This exercise requires an exact output of the listing, images omitted.

MATERIAL TO PROCESS »
+++
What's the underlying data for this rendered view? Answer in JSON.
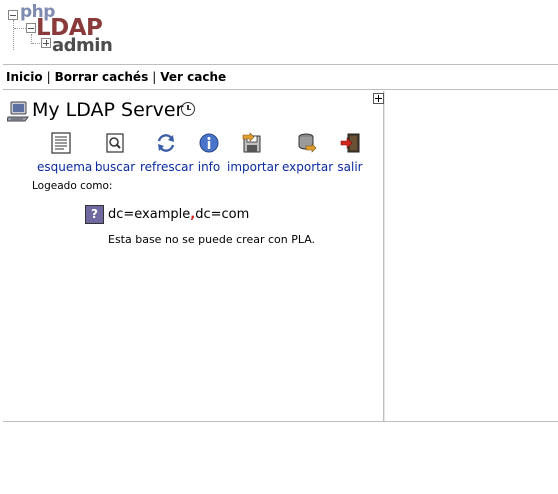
{
  "logo": {
    "php": "php",
    "ldap": "LDAP",
    "admin": "admin"
  },
  "topmenu": {
    "home": "Inicio",
    "clear_cache": "Borrar cachés",
    "view_cache": "Ver cache",
    "separator": "|"
  },
  "server": {
    "name": "My LDAP Server"
  },
  "actions": [
    {
      "label": "esquema",
      "icon": "schema-icon"
    },
    {
      "label": "buscar",
      "icon": "search-icon"
    },
    {
      "label": "refrescar",
      "icon": "refresh-icon"
    },
    {
      "label": "info",
      "icon": "info-icon"
    },
    {
      "label": "importar",
      "icon": "import-icon"
    },
    {
      "label": "exportar",
      "icon": "export-icon"
    },
    {
      "label": "salir",
      "icon": "logout-icon"
    }
  ],
  "login": {
    "label": "Logeado como:"
  },
  "tree": {
    "dn_part1": "dc=example",
    "dn_sep": ",",
    "dn_part2": "dc=com",
    "message": "Esta base no se puede crear con PLA."
  },
  "colors": {
    "link": "#0a2aa0",
    "dn_comma": "#d0261d",
    "separator": "#bdbdbd"
  }
}
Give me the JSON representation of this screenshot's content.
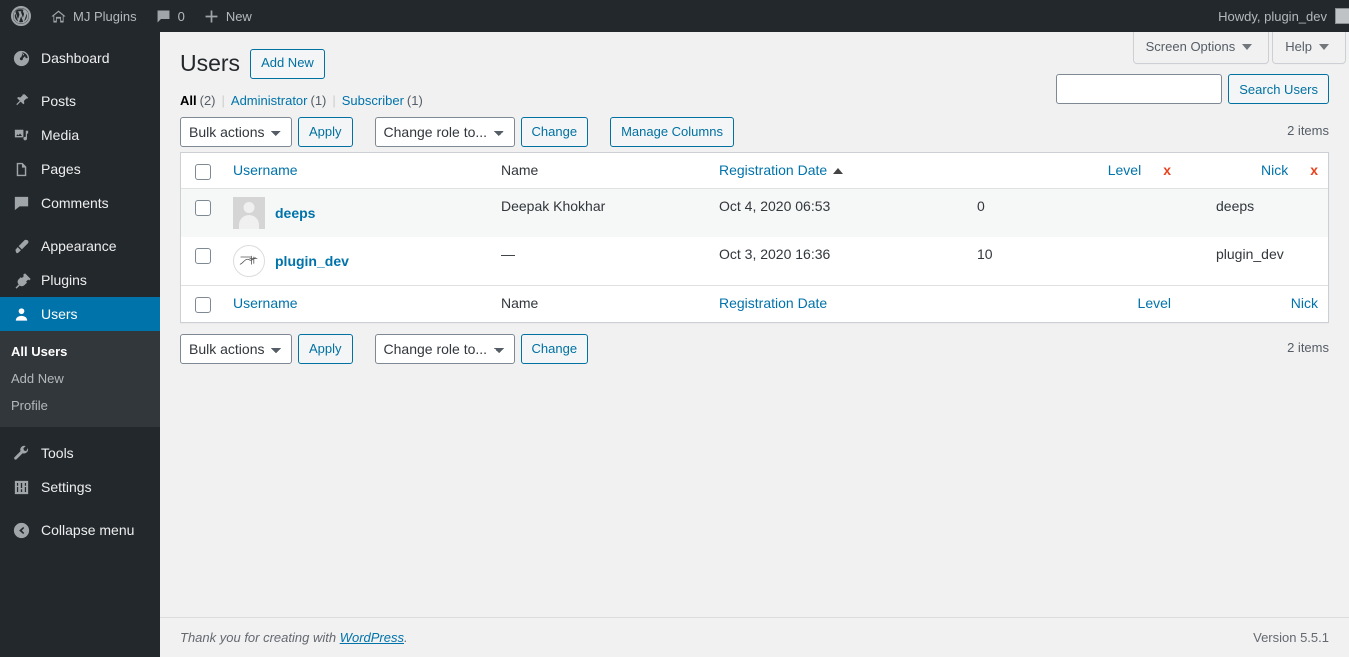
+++
YOUR RESPONSE »
What's the underlying data for this rendered view? Answer in JSON.
{
  "logo": {
    "php": "php",
    "ldap": "LDAP",
    "admin": "admin"
  },
  "topmenu": {
    "home": "Inicio",
    "clear_cache": "Borrar cachés",
    "view_cache": "Ver cache",
    "separator": "|"
  },
  "server": {
    "name": "My LDAP Server"
  },
  "actions": [
    {
      "label": "esquema",
      "icon": "schema-icon"
    },
    {
      "label": "buscar",
      "icon": "search-icon"
    },
    {
      "label": "refrescar",
      "icon": "refresh-icon"
    },
    {
      "label": "info",
      "icon": "info-icon"
    },
    {
      "label": "importar",
      "icon": "import-icon"
    },
    {
      "label": "exportar",
      "icon": "export-icon"
    },
    {
      "label": "salir",
      "icon": "logout-icon"
    }
  ],
  "login": {
    "label": "Logeado como:"
  },
  "tree": {
    "dn_part1": "dc=example",
    "dn_sep": ",",
    "dn_part2": "dc=com",
    "message": "Esta base no se puede crear con PLA."
  },
  "colors": {
    "link": "#0a2aa0",
    "dn_comma": "#d0261d",
    "separator": "#bdbdbd"
  }
}
Give me the JSON representation of this screenshot's content.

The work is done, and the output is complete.